Thursday, March 22, 2007
More Charges Of Political Manipulation Of DOJ By Gonzales And Company
The leader of the Justice Department team that prosecuted a landmark lawsuit against tobacco companies said yesterday that Bush administration political appointees repeatedly ordered her to take steps that weakened the government's racketeering case.
Sharon Y. Eubanks said Bush loyalists in Attorney General Alberto R. Gonzales's office began micromanaging the team's strategy in the final weeks of the 2005 trial, to the detriment of the government's claim that the industry had conspired to lie to U.S. smokers.
She said a supervisor demanded that she and her trial team drop recommendations that tobacco executives be removed from their corporate positions as a possible penalty. He and two others instructed her to tell key witnesses to change their testimony. And they ordered Eubanks to read verbatim a closing argument they had rewritten for her, she said.
"The political people were pushing the buttons and ordering us to say what we said," Eubanks said. "And because of that, we failed to zealously represent the interests of the American public."
Eubanks, who served for 22 years as a lawyer at Justice, said three political appointees were responsible for the last-minute shifts in the government's tobacco case in June 2005: then-Associate Attorney General Robert D. McCallum, then-Assistant Attorney General Peter Keisler and Keisler's deputy at the time, Dan Meron.
News reports on the strategy changes at the time caused an uproar in Congress and sparked an inquiry by the Justice Department. Government witnesses said they had been asked to change testimony, and one expert withdrew from the case. Government lawyers also announced that they were scaling back a proposed penalty against the industry from $130 billion to $10 billion.
High-ranking Justice Department officials said there was no political meddling in the case, and the department's Office of Professional Responsibility (OPR) concurred after an investigation.
Yesterday was the first time that any of the government lawyers on the case spoke at length publicly about what they considered high-level interference by Justice officials.

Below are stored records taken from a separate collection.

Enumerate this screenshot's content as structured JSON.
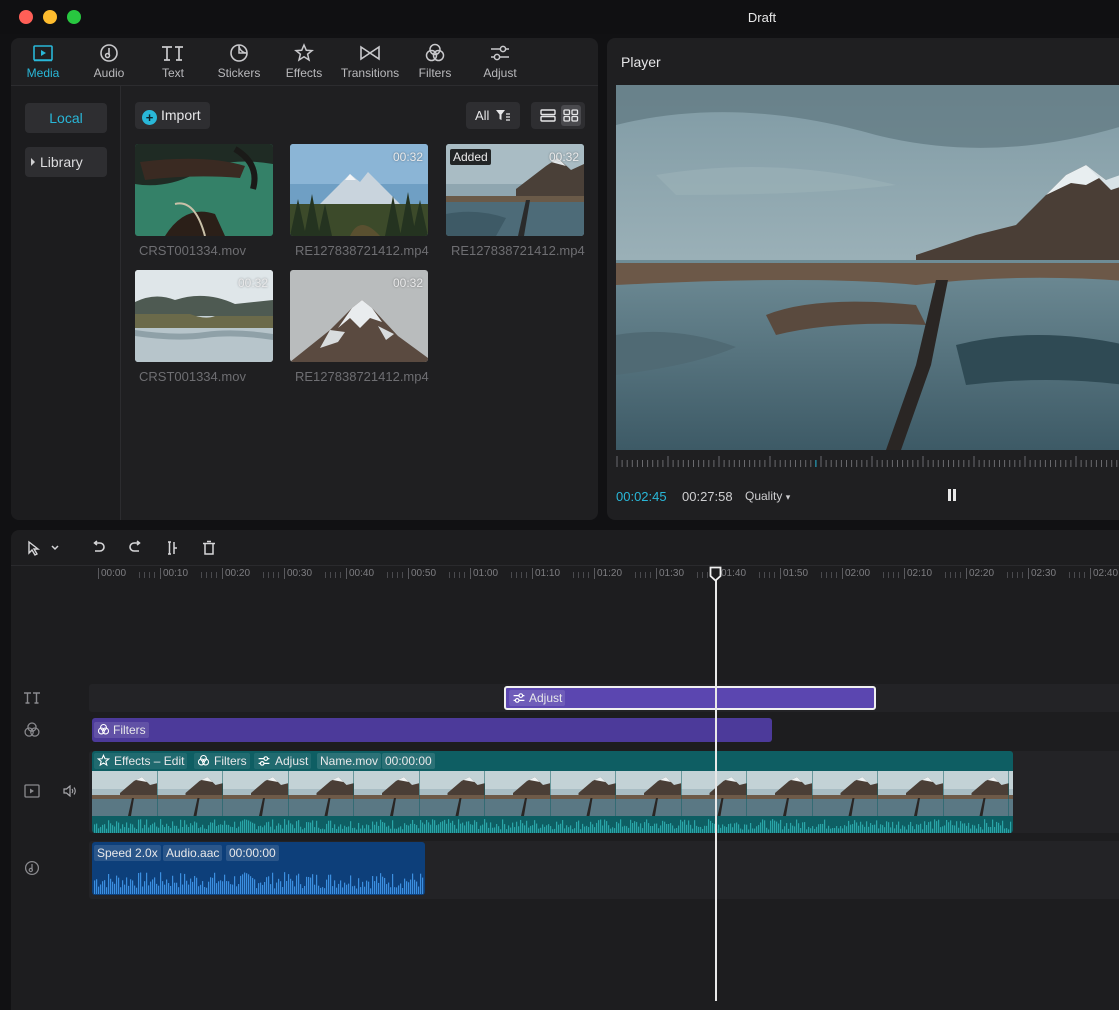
{
  "window": {
    "title": "Draft"
  },
  "colors": {
    "accent": "#29b7d8",
    "adjust_clip": "#5b46b0",
    "filters_clip": "#4c3a9a",
    "video_clip": "#0e5e63",
    "audio_clip": "#0d3f7a"
  },
  "toolbar": {
    "media": "Media",
    "audio": "Audio",
    "text": "Text",
    "stickers": "Stickers",
    "effects": "Effects",
    "transitions": "Transitions",
    "filters": "Filters",
    "adjust": "Adjust"
  },
  "sidebar": {
    "local": "Local",
    "library": "Library"
  },
  "media": {
    "import_label": "Import",
    "filter_label": "All",
    "items": [
      {
        "name": "CRST001334.mov",
        "duration": "",
        "added": ""
      },
      {
        "name": "RE127838721412.mp4",
        "duration": "00:32",
        "added": ""
      },
      {
        "name": "RE127838721412.mp4",
        "duration": "00:32",
        "added": "Added"
      },
      {
        "name": "CRST001334.mov",
        "duration": "00:32",
        "added": ""
      },
      {
        "name": "RE127838721412.mp4",
        "duration": "00:32",
        "added": ""
      }
    ]
  },
  "player": {
    "title": "Player",
    "current_time": "00:02:45",
    "total_time": "00:27:58",
    "quality": "Quality"
  },
  "timeline": {
    "ruler": [
      "00:00",
      "00:10",
      "00:20",
      "00:30",
      "00:40",
      "00:50",
      "01:00",
      "01:10",
      "01:20",
      "01:30",
      "01:40",
      "01:50",
      "02:00",
      "02:10",
      "02:20",
      "02:30",
      "02:40"
    ],
    "adjust_clip": "Adjust",
    "filters_clip": "Filters",
    "video_tags": {
      "effects": "Effects – Edit",
      "filters": "Filters",
      "adjust": "Adjust",
      "name": "Name.mov",
      "time": "00:00:00"
    },
    "audio_tags": {
      "speed": "Speed 2.0x",
      "name": "Audio.aac",
      "time": "00:00:00"
    }
  }
}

Eubanks, who retired from Justice in December 2005, said she is coming forward now because she is concerned about what she called the "overwhelming politicization" of the department demonstrated by the controversy over the firing of eight U.S. attorneys. Lawyers from Justice's civil rights division have made similar claims about being overruled by supervisors in the past.

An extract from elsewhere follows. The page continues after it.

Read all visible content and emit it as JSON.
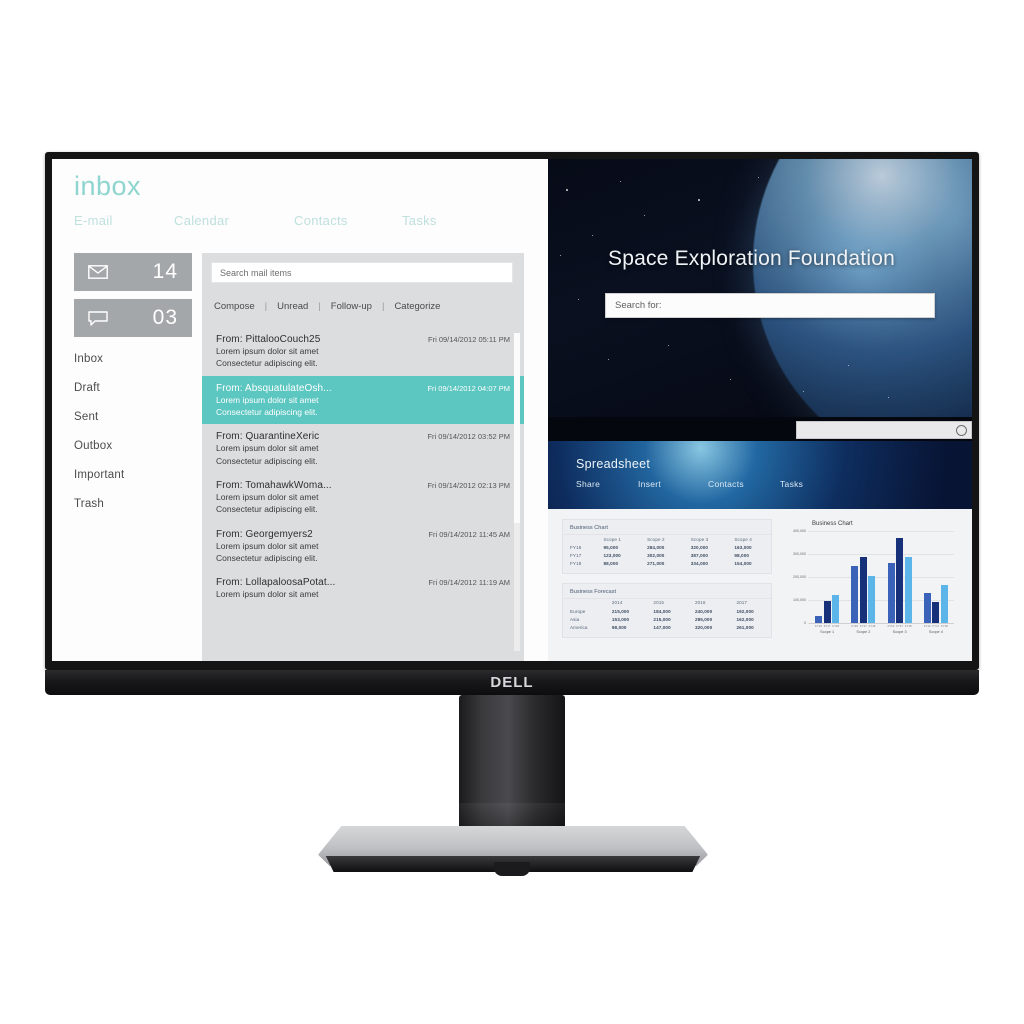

Eubanks said Congress should not limit its investigation to the dismissal of the U.S. attorneys.
"Political interference is happening at Justice across the department," she said. "When decisions are made now in the Bush attorney general's office, politics is the primary consideration. . . . The rule of law goes out the window."

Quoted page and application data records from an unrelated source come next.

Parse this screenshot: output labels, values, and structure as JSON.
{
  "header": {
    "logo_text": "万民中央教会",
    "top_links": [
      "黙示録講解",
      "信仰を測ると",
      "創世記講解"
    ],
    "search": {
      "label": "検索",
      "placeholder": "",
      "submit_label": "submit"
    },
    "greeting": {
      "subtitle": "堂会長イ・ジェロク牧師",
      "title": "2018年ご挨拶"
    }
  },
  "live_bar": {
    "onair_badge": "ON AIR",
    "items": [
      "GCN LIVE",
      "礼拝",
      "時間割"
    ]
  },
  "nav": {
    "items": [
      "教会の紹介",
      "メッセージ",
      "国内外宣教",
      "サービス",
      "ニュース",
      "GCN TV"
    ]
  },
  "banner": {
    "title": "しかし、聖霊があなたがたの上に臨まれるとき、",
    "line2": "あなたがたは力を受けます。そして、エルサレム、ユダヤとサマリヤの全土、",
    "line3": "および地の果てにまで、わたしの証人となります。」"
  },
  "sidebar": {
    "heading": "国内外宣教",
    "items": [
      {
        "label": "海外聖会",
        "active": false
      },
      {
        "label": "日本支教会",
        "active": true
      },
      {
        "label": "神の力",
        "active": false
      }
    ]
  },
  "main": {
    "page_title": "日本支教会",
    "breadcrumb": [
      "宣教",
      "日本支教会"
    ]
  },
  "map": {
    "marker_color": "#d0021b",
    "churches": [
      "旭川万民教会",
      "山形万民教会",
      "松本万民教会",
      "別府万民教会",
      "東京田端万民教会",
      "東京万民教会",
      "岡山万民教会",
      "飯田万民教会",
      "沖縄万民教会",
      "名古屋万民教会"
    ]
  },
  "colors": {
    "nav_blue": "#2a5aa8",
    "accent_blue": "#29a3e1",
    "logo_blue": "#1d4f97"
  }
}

The more Congress and the working press look into this mess at Justice, the more they are going to find that Preznut Bush, Karl Rove and Abu Gonzales have concluded that the DOJ is just another wing of the Republican National Committee.
Yet tee vee chattering heads like Tweety Bird Matthews and Lou Dobbs are complaining that the Democrats' investigations into the prosecutor purge and Abu Gonzales scandals are nothing more than a distraction from the importance business of "real governing." (In Dobbs' case, of course, that means deporting illegal brown people...)
Yet what could be more important than investigating an administration that has subverted the rule of law by turning the justice department into a bastion of political cronyism?
As Josh Marshall noted
You realize that these are textbook cases of the party in power interfering or obstructing the administration of justice for narrowly partisan purposes. It's a direct attack on the rule of law.
That's why these investigations are important and must be expanded.